You can read more about repeated reading here. For an article that looks at repeated reading with poetry, you can look here.

Putting It All Together

While this instructional design could be used with any type of text, and while the same text does not have to be used for each type of instruction, here is one way that the design could be used in a unified way using poetry. Poetry is particularly useful for the strategy because whether teaching in-person or online a copy can easily be made available to all students. Poetry also lends itself to repeated reading and the rhythm and rhyme support fluency and decoding.

Here is a poem from my book, Snack Attack and other poems for developing fluency in beginning readers (Infinity, 2010).

The Rattling, Rumbling Train

The rattling, rumbling, rambling train
Travels through the sun and rain
From south of France to north of Spain;
Then turns and speeds right back again.

The rattling, rumbling, rambling train
Climbs the mountains, crosses the plains.
What might its boxcars each contain?
Perhaps some fruit or corn or grain.

The rattling, rumbling, rambling train
With cars linked in a giant chain.
I watch it pass, but can’t explain
The power it has to entertain.

The rattling, rumbling, roaring train
Makes noise that clatters through my brain.
But please don’t think that I complain,
I love that rattling, rumbling train.

In step one of the strategy, the poem would be read aloud to the child/ren. Prior to the read aloud, predictions might be gathered about the topic of the poem by reading the title or perhaps talking about times that children have watched a train roll by in front of their car. Some mention of different kinds of trains like passenger trains and boxcar trains might be helpful. After the read aloud, vocabulary like "plains" or "contain" could be discussed. Other topics for discussion could focus on onomatopoeia (rattling,, rumbling, clatter) or alliteration (rattling, rumbling, rambling) or even metaphor (the cars linked in a giant chain).

Step two would involve the children reading along in the text  while the poem was read aloud again. This could be done in real time by the teacher or recorded for the children to listen to later, Recording the poem has the advantage of allowing the children to read and listen repeatedly.

Step three asks that the children read the poem independently.

Step four has the reader returning to the poem and re-reading it. This re-reading could be done with a partner, if possible, or with a parent. If needed, the reader can listen to the taped recording of the poem repeatedly until a fluent reading of the poem is possible.

Follow up activities might include opportunities to write about reactions to the poem and/or sharing personal experience with trains in writing. Teachers might also want to spend some time discussing the -ain word family or blends and digraphs like "tr", "gr", "pl", "ch." that are a part of the poem.

It is, indeed, a challenging time. It is also a time when good reading instruction is possible. Most importantly it is a time to encourage students to improve their reading by continuing to read. Repeatedly.


  1. Thanks, Russ. Sharing this widely!

  2. I very much appreciate the focus on poetry for repeated reading. I do have one question though. I don't understand why the information that would enhance decoding skills for students who need it would come in a discussion after the child has been asked to read the poem independently and re-read it. Would it not make more sense for there to be explicit instruction regarding blends, digraphs and vowel spellings for decoding, prior to asking children to apply those skills?

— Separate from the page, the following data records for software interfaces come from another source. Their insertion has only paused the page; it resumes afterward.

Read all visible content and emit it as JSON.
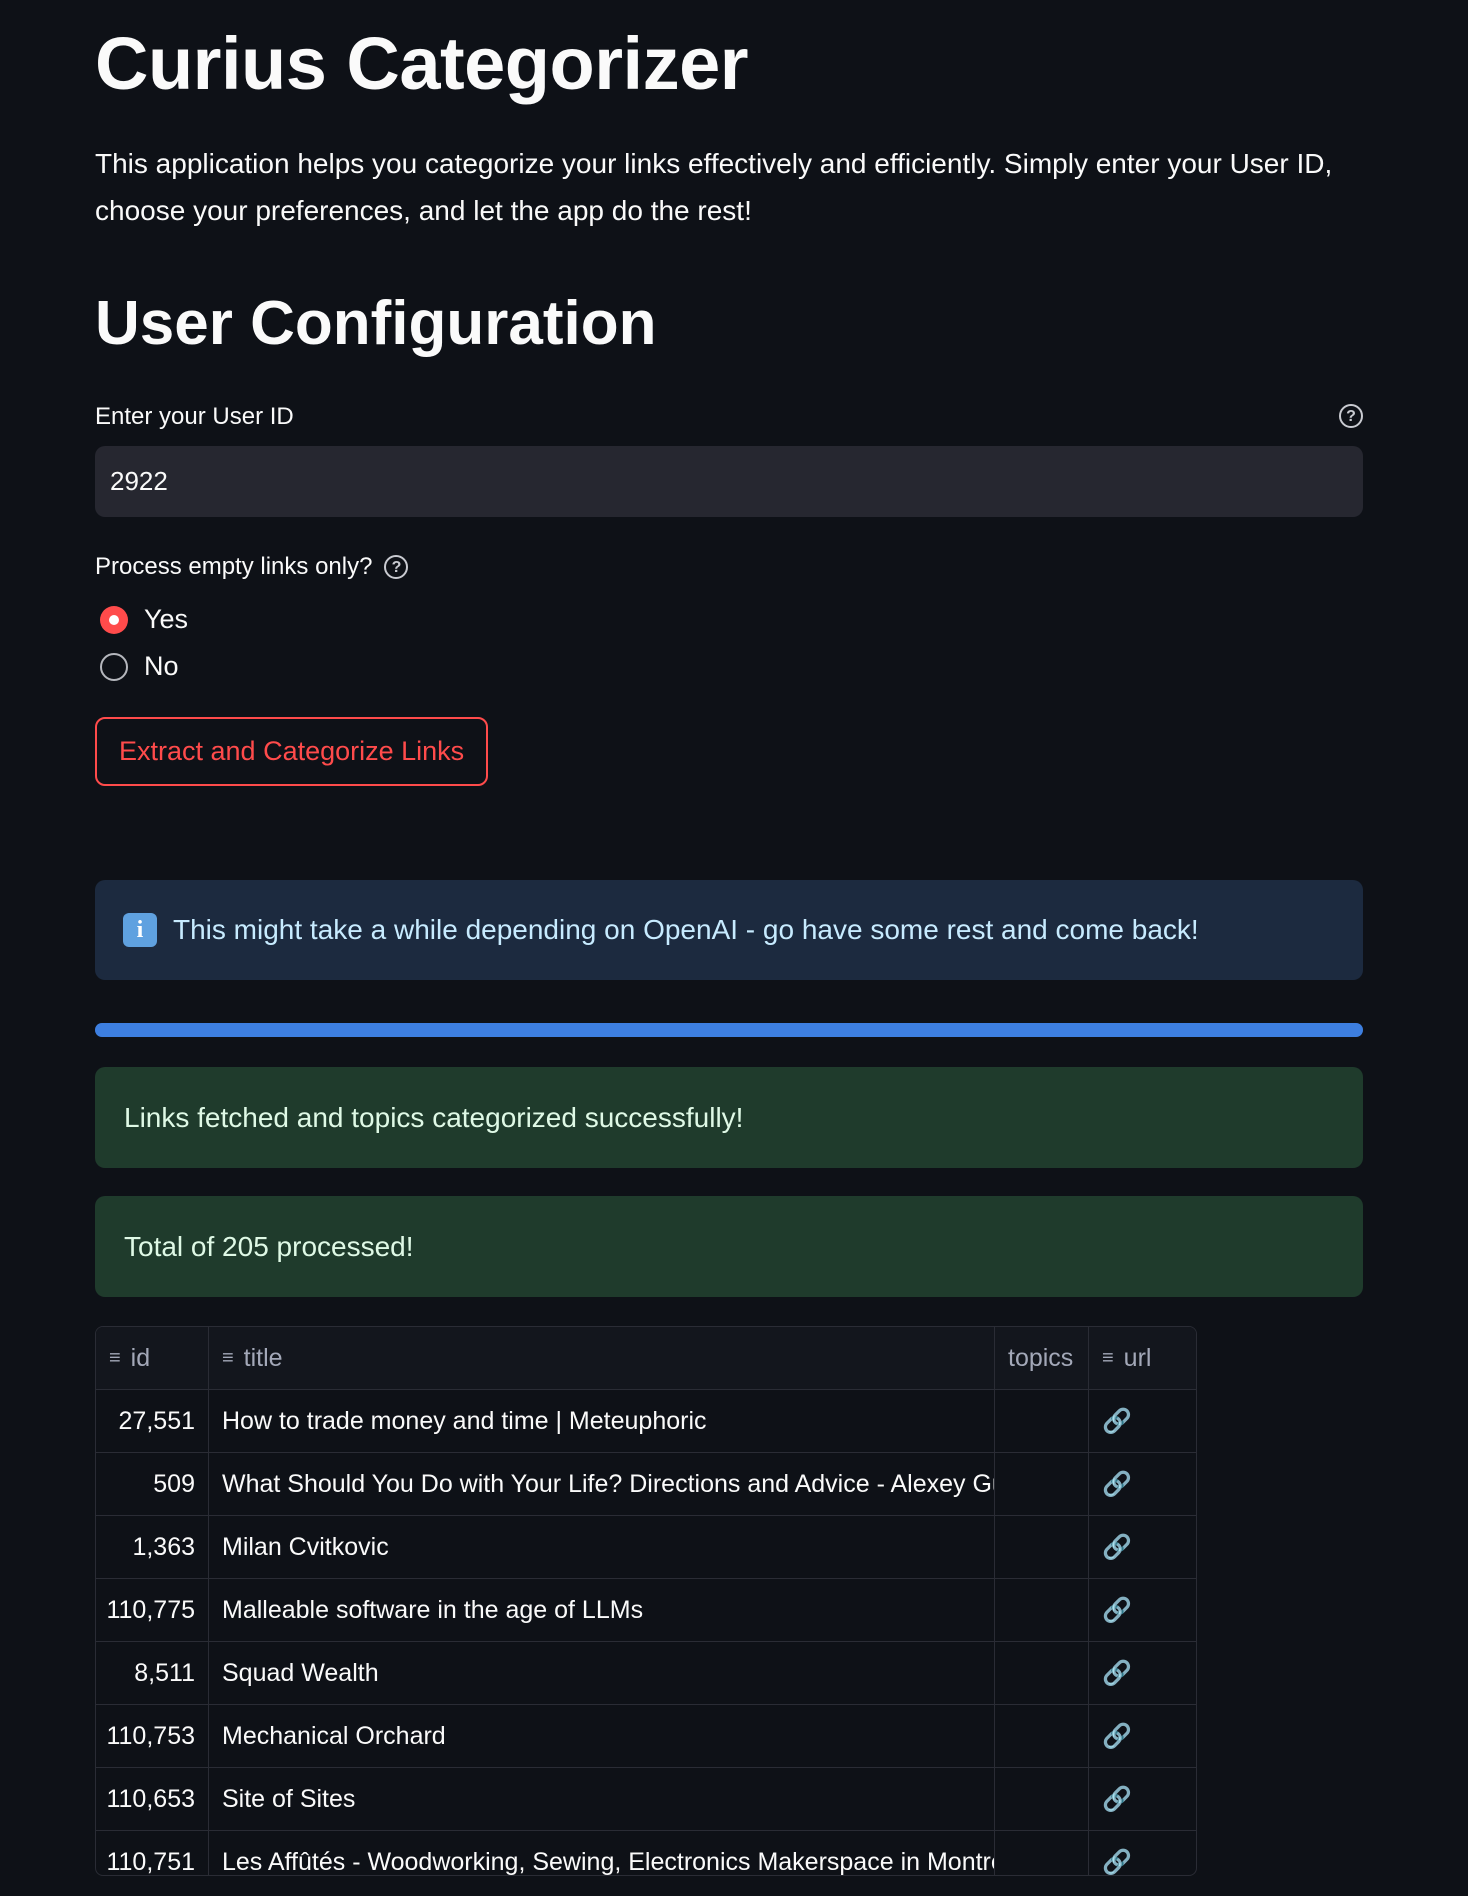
{
  "header": {
    "title": "Curius Categorizer",
    "intro": "This application helps you categorize your links effectively and efficiently. Simply enter your User ID, choose your preferences, and let the app do the rest!"
  },
  "config": {
    "section_title": "User Configuration",
    "user_id_label": "Enter your User ID",
    "user_id_value": "2922",
    "help_glyph": "?",
    "radio_label": "Process empty links only?",
    "radio_options": [
      {
        "label": "Yes",
        "selected": true
      },
      {
        "label": "No",
        "selected": false
      }
    ],
    "button_label": "Extract and Categorize Links"
  },
  "info": {
    "icon": "info-icon",
    "glyph": "i",
    "text": "This might take a while depending on OpenAI - go have some rest and come back!"
  },
  "progress": {
    "value_percent": 100,
    "color": "#3d7fe0"
  },
  "messages": {
    "success_1": "Links fetched and topics categorized successfully!",
    "success_2": "Total of 205 processed!"
  },
  "table": {
    "columns": [
      "id",
      "title",
      "topics",
      "url"
    ],
    "column_icon_glyph": "≡",
    "link_glyph": "🔗",
    "rows": [
      {
        "id": "27,551",
        "title": "How to trade money and time | Meteuphoric",
        "topics": ""
      },
      {
        "id": "509",
        "title": "What Should You Do with Your Life? Directions and Advice - Alexey Guzey",
        "topics": ""
      },
      {
        "id": "1,363",
        "title": "Milan Cvitkovic",
        "topics": ""
      },
      {
        "id": "110,775",
        "title": "Malleable software in the age of LLMs",
        "topics": ""
      },
      {
        "id": "8,511",
        "title": "Squad Wealth",
        "topics": ""
      },
      {
        "id": "110,753",
        "title": "Mechanical Orchard",
        "topics": ""
      },
      {
        "id": "110,653",
        "title": "Site of Sites",
        "topics": ""
      },
      {
        "id": "110,751",
        "title": "Les Affûtés - Woodworking, Sewing, Electronics Makerspace in Montreal",
        "topics": ""
      }
    ]
  },
  "colors": {
    "accent": "#ff4b4b",
    "background": "#0e1117",
    "info_bg": "#1c2a3f",
    "success_bg": "#1f3b2c"
  }
}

    1. Thank you for the question. I understand how it would seem to make sense to introduce phonics instruction prior to the reading. The focus of this instruction is developing fluency and the fluency is developed through repeated readings. Once the fluency (which is developed in part through repeated readings) is developed word analysis cn take place to reinforce decoding and extend to other words. For a more detailed look at a design for using poetry in this way you may want to see my other posts here

  3. This is TERRIFIC!!
    Thank you SO much. Poetry is so very powerful because it can be used for so many different things.
    Thank you!!!